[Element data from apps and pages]
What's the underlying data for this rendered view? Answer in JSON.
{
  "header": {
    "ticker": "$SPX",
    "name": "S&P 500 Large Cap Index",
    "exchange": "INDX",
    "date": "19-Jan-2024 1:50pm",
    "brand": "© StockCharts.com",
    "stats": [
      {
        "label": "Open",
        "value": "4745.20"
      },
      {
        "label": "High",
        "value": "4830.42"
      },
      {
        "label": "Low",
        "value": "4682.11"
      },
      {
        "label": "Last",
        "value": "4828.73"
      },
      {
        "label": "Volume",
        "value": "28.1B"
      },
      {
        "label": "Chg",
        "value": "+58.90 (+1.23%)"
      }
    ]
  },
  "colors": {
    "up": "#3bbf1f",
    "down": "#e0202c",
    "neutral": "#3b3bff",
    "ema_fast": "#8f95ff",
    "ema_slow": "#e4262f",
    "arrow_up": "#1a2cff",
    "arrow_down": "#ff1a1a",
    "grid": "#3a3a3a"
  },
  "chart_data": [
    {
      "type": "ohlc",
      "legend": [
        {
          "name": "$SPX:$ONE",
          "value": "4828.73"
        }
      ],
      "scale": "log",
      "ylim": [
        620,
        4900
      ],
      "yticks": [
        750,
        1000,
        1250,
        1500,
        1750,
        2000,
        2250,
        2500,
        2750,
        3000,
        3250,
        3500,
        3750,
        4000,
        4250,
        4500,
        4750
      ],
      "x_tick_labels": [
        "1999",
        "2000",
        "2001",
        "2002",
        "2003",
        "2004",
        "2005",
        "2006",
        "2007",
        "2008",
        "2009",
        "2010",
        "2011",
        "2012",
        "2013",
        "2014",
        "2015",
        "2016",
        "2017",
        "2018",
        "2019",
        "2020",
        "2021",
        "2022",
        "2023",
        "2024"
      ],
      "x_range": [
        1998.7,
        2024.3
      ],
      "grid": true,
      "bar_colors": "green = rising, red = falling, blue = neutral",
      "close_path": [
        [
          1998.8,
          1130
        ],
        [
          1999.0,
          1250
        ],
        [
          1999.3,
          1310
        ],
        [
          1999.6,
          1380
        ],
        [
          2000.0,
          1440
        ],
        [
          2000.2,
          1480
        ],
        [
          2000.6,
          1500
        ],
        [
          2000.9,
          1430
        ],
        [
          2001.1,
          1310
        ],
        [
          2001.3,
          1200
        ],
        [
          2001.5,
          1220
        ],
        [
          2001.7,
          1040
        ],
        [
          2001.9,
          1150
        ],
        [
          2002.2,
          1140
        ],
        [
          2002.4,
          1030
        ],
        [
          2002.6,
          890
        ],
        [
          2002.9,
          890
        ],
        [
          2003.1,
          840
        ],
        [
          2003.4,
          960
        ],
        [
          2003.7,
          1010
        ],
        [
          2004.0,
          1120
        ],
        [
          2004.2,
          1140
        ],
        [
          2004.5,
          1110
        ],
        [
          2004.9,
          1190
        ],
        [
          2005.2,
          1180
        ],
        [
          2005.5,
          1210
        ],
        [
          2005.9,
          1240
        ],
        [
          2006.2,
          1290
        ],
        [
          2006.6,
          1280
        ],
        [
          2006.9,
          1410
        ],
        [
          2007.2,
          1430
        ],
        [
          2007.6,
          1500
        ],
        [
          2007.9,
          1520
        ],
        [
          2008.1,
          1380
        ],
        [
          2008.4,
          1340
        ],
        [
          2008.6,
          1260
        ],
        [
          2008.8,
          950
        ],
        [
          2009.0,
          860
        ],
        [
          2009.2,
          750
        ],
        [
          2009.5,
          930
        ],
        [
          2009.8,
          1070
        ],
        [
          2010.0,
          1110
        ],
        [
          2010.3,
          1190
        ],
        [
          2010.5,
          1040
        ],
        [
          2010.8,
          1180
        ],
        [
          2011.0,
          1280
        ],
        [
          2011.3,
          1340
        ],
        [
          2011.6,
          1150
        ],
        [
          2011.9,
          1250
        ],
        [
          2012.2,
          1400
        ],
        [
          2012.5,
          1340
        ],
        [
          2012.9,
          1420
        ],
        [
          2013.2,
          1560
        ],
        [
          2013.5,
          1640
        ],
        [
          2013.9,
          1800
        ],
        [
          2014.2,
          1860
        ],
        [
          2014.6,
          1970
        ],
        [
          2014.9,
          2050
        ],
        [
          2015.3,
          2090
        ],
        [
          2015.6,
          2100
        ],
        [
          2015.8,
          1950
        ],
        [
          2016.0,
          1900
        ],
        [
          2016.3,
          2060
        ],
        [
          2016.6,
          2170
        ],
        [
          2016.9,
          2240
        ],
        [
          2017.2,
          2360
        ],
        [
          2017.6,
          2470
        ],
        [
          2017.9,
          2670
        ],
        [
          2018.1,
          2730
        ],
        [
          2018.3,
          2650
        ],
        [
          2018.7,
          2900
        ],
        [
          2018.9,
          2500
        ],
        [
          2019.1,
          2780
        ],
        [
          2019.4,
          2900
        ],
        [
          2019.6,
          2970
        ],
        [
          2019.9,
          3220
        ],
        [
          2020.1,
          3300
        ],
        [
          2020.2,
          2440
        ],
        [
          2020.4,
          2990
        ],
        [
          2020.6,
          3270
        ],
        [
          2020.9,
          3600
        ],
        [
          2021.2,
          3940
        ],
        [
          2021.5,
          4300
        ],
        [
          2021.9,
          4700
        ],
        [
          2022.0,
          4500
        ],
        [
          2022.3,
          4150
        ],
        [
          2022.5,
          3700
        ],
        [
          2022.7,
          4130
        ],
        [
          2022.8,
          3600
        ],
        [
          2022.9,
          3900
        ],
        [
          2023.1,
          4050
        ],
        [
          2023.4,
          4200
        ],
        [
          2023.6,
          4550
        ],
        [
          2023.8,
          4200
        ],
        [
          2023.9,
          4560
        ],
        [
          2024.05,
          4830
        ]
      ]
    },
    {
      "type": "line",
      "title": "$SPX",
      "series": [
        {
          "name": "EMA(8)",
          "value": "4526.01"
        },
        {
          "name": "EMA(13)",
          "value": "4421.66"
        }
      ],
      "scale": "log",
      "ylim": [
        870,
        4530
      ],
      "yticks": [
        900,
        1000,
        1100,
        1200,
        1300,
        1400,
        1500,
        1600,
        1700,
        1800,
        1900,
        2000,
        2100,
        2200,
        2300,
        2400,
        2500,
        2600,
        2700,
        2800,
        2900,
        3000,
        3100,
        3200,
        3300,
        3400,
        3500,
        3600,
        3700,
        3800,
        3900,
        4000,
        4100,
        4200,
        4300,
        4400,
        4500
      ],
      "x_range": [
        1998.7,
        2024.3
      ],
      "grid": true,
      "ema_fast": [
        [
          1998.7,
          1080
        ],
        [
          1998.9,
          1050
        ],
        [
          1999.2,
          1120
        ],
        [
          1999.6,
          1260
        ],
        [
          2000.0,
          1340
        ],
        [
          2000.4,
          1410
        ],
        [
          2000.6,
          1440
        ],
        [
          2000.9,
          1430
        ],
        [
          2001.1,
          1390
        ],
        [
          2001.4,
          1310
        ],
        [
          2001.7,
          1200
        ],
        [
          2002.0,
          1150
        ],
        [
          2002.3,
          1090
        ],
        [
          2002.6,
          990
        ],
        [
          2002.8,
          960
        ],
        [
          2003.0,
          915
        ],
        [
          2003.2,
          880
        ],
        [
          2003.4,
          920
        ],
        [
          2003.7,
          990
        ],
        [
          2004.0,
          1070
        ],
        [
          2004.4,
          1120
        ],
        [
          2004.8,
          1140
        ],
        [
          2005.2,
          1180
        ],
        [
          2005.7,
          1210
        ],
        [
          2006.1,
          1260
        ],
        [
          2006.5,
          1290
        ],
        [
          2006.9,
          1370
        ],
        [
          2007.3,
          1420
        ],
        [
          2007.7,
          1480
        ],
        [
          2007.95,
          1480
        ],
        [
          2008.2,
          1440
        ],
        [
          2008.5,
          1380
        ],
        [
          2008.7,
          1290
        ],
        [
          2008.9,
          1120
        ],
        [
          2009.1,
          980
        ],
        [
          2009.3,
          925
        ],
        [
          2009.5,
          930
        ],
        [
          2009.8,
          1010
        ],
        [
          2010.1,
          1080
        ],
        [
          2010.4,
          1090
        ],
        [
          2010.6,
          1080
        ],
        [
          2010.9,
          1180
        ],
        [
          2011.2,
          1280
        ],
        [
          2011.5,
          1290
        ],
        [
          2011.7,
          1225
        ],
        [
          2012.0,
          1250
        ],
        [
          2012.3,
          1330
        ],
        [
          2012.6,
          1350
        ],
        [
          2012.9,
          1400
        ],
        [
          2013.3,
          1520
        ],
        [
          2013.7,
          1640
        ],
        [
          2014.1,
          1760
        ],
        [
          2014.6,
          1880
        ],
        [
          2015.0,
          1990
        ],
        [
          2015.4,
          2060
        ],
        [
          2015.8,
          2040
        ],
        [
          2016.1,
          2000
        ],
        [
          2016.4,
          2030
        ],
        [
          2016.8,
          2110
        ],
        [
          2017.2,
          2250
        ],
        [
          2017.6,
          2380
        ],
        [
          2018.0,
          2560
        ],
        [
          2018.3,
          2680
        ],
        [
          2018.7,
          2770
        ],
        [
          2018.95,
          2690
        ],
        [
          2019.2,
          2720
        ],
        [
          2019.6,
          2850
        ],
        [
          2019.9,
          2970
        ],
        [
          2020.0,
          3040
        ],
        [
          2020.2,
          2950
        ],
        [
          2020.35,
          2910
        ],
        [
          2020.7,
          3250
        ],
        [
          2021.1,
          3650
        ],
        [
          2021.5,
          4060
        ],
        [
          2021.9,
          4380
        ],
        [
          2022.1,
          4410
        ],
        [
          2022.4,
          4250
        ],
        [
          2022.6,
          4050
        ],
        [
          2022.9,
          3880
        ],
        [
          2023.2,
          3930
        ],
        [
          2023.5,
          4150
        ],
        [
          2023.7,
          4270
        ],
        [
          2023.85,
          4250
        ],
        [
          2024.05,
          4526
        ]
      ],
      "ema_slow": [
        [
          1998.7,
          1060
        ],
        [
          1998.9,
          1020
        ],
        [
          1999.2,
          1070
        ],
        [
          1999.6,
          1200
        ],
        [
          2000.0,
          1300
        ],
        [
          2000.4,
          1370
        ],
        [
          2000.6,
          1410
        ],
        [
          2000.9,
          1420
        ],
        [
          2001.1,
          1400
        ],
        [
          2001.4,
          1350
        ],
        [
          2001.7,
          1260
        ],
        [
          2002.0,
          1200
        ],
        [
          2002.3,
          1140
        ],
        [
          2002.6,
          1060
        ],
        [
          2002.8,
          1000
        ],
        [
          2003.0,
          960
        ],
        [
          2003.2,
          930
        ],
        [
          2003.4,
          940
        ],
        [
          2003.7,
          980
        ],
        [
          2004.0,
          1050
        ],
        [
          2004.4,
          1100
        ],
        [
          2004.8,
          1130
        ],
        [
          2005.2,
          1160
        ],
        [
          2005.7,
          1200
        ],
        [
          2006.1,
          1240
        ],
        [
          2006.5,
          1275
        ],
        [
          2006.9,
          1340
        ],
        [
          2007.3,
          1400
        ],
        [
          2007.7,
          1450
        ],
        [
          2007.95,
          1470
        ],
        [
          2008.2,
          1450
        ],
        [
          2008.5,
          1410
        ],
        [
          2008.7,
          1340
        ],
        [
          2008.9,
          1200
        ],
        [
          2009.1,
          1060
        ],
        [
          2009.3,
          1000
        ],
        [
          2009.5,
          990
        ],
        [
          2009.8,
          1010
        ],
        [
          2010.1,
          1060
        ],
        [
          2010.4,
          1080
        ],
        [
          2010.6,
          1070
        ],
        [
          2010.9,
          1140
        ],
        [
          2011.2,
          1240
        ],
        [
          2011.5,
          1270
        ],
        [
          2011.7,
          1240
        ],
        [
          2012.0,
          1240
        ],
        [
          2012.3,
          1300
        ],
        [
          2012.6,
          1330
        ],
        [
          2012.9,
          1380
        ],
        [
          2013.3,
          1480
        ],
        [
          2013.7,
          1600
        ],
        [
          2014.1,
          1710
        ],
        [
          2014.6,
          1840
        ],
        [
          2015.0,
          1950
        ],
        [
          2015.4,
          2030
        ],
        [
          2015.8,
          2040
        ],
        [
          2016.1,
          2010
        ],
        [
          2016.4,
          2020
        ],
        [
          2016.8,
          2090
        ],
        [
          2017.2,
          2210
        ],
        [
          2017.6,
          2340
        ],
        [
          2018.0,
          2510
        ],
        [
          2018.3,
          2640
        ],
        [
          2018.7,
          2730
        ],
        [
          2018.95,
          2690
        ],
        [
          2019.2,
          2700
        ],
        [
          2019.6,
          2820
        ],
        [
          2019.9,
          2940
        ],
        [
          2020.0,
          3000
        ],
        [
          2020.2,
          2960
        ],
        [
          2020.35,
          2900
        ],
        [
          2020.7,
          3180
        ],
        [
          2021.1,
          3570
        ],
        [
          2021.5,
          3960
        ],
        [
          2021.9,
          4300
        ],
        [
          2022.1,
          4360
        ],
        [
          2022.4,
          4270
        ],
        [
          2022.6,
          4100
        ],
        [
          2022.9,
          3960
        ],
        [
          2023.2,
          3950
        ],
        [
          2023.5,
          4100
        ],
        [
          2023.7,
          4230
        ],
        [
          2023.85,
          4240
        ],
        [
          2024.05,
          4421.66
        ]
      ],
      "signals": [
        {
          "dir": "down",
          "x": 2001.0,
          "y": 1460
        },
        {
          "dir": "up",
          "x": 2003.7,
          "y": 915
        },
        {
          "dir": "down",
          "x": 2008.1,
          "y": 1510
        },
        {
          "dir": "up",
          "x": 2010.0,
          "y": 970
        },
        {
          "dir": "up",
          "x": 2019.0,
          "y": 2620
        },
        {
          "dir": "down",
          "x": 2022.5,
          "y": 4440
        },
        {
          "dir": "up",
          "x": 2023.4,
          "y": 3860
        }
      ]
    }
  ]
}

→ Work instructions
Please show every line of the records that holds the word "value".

→ Answer for this exercise
        "value": "4745.20"
        "value": "4830.42"
        "value": "4682.11"
        "value": "4828.73"
        "value": "28.1B"
        "value": "+58.90 (+1.23%)"
          "value": "4828.73"
          "value": "4526.01"
          "value": "4421.66"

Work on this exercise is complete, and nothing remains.